*** Block opens ***

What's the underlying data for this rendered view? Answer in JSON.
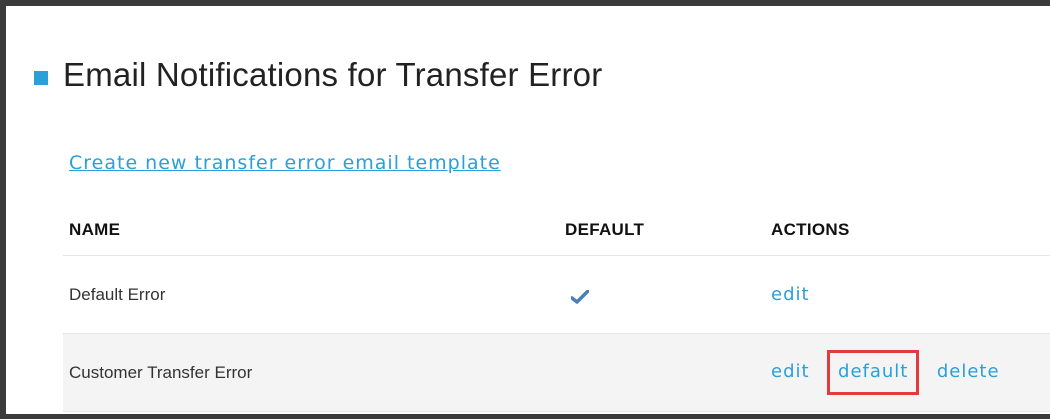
{
  "section": {
    "title": "Email Notifications for Transfer Error",
    "create_link": "Create new transfer error email template"
  },
  "table": {
    "headers": {
      "name": "NAME",
      "default": "DEFAULT",
      "actions": "ACTIONS"
    },
    "rows": [
      {
        "name": "Default Error",
        "is_default": true,
        "actions": {
          "edit": "edit"
        }
      },
      {
        "name": "Customer Transfer Error",
        "is_default": false,
        "actions": {
          "edit": "edit",
          "default": "default",
          "delete": "delete"
        }
      }
    ]
  },
  "icons": {
    "heading_marker": "square-bullet-icon",
    "default_marker": "checkmark-icon"
  },
  "colors": {
    "accent": "#2a9fd8",
    "highlight": "#e03c3c",
    "check": "#4a7fb8"
  }
}
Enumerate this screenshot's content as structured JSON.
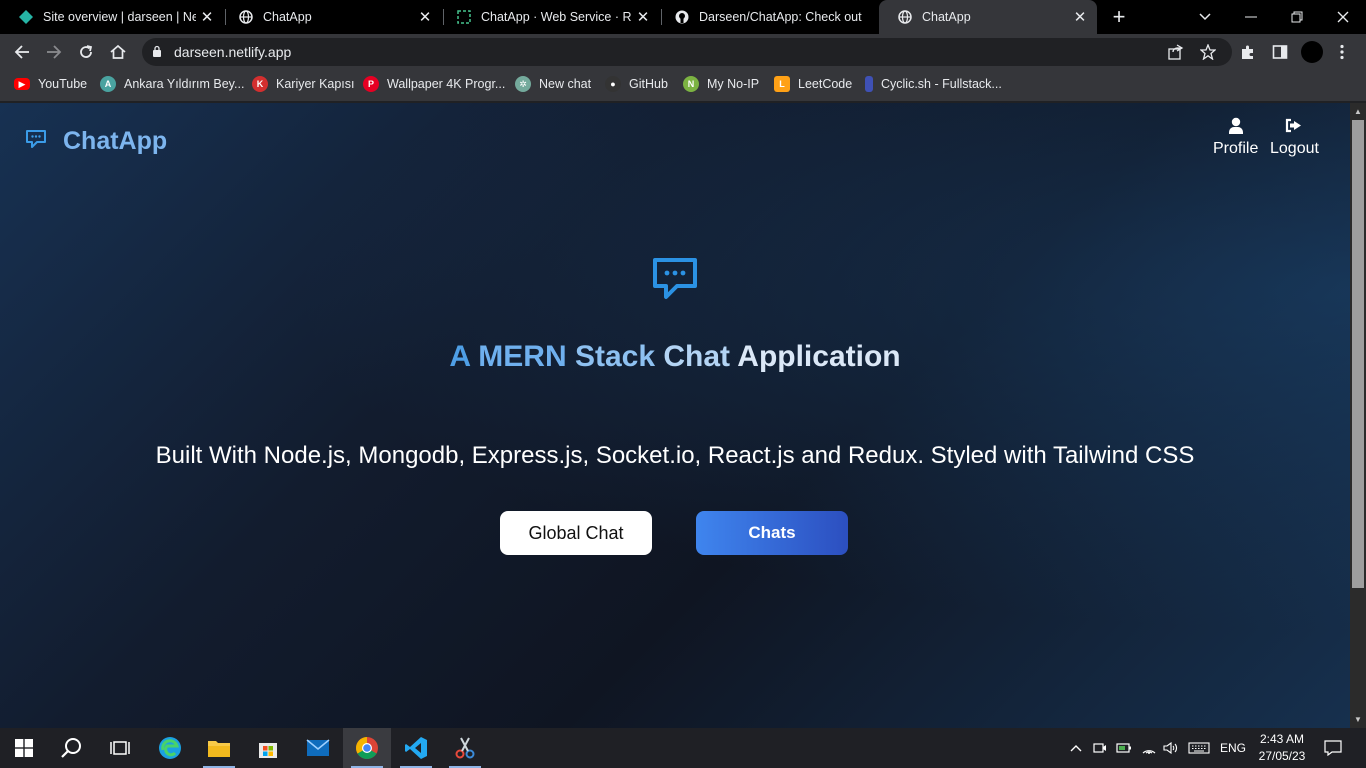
{
  "browser": {
    "tabs": [
      {
        "title": "Site overview | darseen | Netlify",
        "favicon": "netlify-icon"
      },
      {
        "title": "ChatApp",
        "favicon": "globe-icon"
      },
      {
        "title": "ChatApp · Web Service · Render",
        "favicon": "render-icon"
      },
      {
        "title": "Darseen/ChatApp: Check out",
        "favicon": "github-icon"
      },
      {
        "title": "ChatApp",
        "favicon": "globe-icon",
        "active": true
      }
    ],
    "url": "darseen.netlify.app",
    "bookmarks": [
      {
        "label": "YouTube",
        "color": "#ff0000"
      },
      {
        "label": "Ankara Yıldırım Bey...",
        "color": "#4aa3a0"
      },
      {
        "label": "Kariyer Kapısı",
        "color": "#d32f2f"
      },
      {
        "label": "Wallpaper 4K Progr...",
        "color": "#e60023"
      },
      {
        "label": "New chat",
        "color": "#74aa9c"
      },
      {
        "label": "GitHub",
        "color": "#333333"
      },
      {
        "label": "My No-IP",
        "color": "#7cb342"
      },
      {
        "label": "LeetCode",
        "color": "#ffa116"
      },
      {
        "label": "Cyclic.sh - Fullstack...",
        "color": "#3f51b5"
      }
    ]
  },
  "app": {
    "brand": "ChatApp",
    "nav": {
      "profile": "Profile",
      "logout": "Logout"
    },
    "headline": {
      "w1": "A",
      "w2": "MERN",
      "w3": "Stack",
      "w4": "Chat",
      "w5": "Application"
    },
    "tagline": "Built With Node.js, Mongodb, Express.js, Socket.io, React.js and Redux. Styled with Tailwind CSS",
    "buttons": {
      "global_chat": "Global Chat",
      "chats": "Chats"
    },
    "accent": "#3b9ce8"
  },
  "taskbar": {
    "apps": [
      "start-icon",
      "search-icon",
      "task-view-icon",
      "edge-icon",
      "file-explorer-icon",
      "store-icon",
      "mail-icon",
      "chrome-icon",
      "vscode-icon",
      "snipping-tool-icon"
    ],
    "language": "ENG",
    "time": "2:43 AM",
    "date": "27/05/23"
  }
}
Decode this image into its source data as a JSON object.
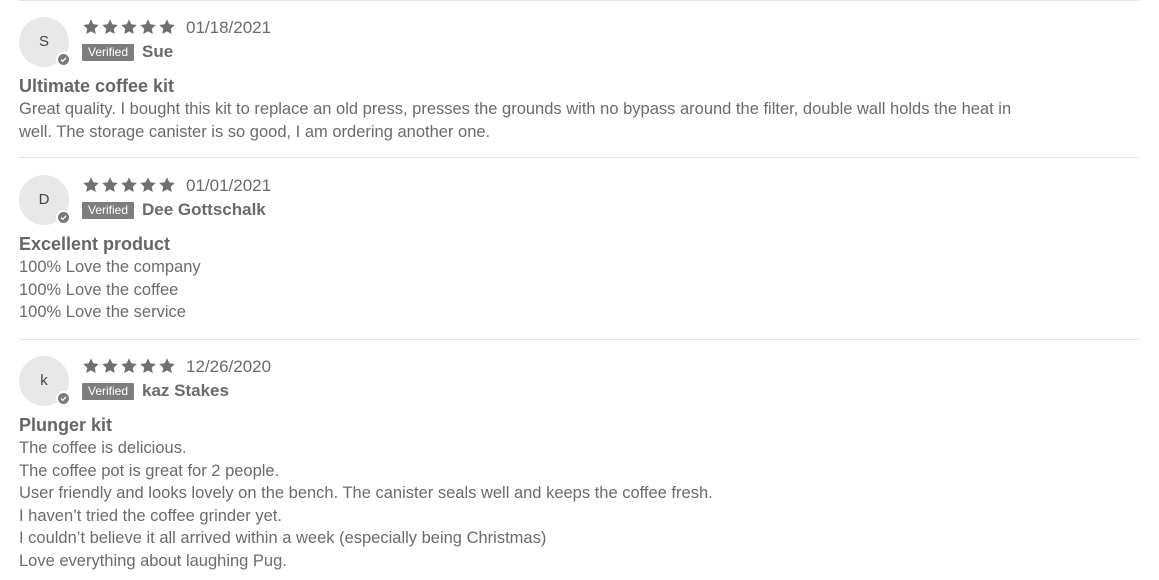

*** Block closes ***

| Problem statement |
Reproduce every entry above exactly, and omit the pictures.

| Response to the task |
What's the underlying data for this rendered view? Answer in JSON.
{
  "section": {
    "title": "Email Notifications for Transfer Error",
    "create_link": "Create new transfer error email template"
  },
  "table": {
    "headers": {
      "name": "NAME",
      "default": "DEFAULT",
      "actions": "ACTIONS"
    },
    "rows": [
      {
        "name": "Default Error",
        "is_default": true,
        "actions": {
          "edit": "edit"
        }
      },
      {
        "name": "Customer Transfer Error",
        "is_default": false,
        "actions": {
          "edit": "edit",
          "default": "default",
          "delete": "delete"
        }
      }
    ]
  },
  "icons": {
    "heading_marker": "square-bullet-icon",
    "default_marker": "checkmark-icon"
  },
  "colors": {
    "accent": "#2a9fd8",
    "highlight": "#e03c3c",
    "check": "#4a7fb8"
  }
}
Enumerate this screenshot's content as structured JSON.
{
  "browser": {
    "tabs": [
      {
        "title": "Site overview | darseen | Netlify",
        "favicon": "netlify-icon"
      },
      {
        "title": "ChatApp",
        "favicon": "globe-icon"
      },
      {
        "title": "ChatApp · Web Service · Render",
        "favicon": "render-icon"
      },
      {
        "title": "Darseen/ChatApp: Check out",
        "favicon": "github-icon"
      },
      {
        "title": "ChatApp",
        "favicon": "globe-icon",
        "active": true
      }
    ],
    "url": "darseen.netlify.app",
    "bookmarks": [
      {
        "label": "YouTube",
        "color": "#ff0000"
      },
      {
        "label": "Ankara Yıldırım Bey...",
        "color": "#4aa3a0"
      },
      {
        "label": "Kariyer Kapısı",
        "color": "#d32f2f"
      },
      {
        "label": "Wallpaper 4K Progr...",
        "color": "#e60023"
      },
      {
        "label": "New chat",
        "color": "#74aa9c"
      },
      {
        "label": "GitHub",
        "color": "#333333"
      },
      {
        "label": "My No-IP",
        "color": "#7cb342"
      },
      {
        "label": "LeetCode",
        "color": "#ffa116"
      },
      {
        "label": "Cyclic.sh - Fullstack...",
        "color": "#3f51b5"
      }
    ]
  },
  "app": {
    "brand": "ChatApp",
    "nav": {
      "profile": "Profile",
      "logout": "Logout"
    },
    "headline": {
      "w1": "A",
      "w2": "MERN",
      "w3": "Stack",
      "w4": "Chat",
      "w5": "Application"
    },
    "tagline": "Built With Node.js, Mongodb, Express.js, Socket.io, React.js and Redux. Styled with Tailwind CSS",
    "buttons": {
      "global_chat": "Global Chat",
      "chats": "Chats"
    },
    "accent": "#3b9ce8"
  },
  "taskbar": {
    "apps": [
      "start-icon",
      "search-icon",
      "task-view-icon",
      "edge-icon",
      "file-explorer-icon",
      "store-icon",
      "mail-icon",
      "chrome-icon",
      "vscode-icon",
      "snipping-tool-icon"
    ],
    "language": "ENG",
    "time": "2:43 AM",
    "date": "27/05/23"
  }
}
Decode this image into its source data as a JSON object.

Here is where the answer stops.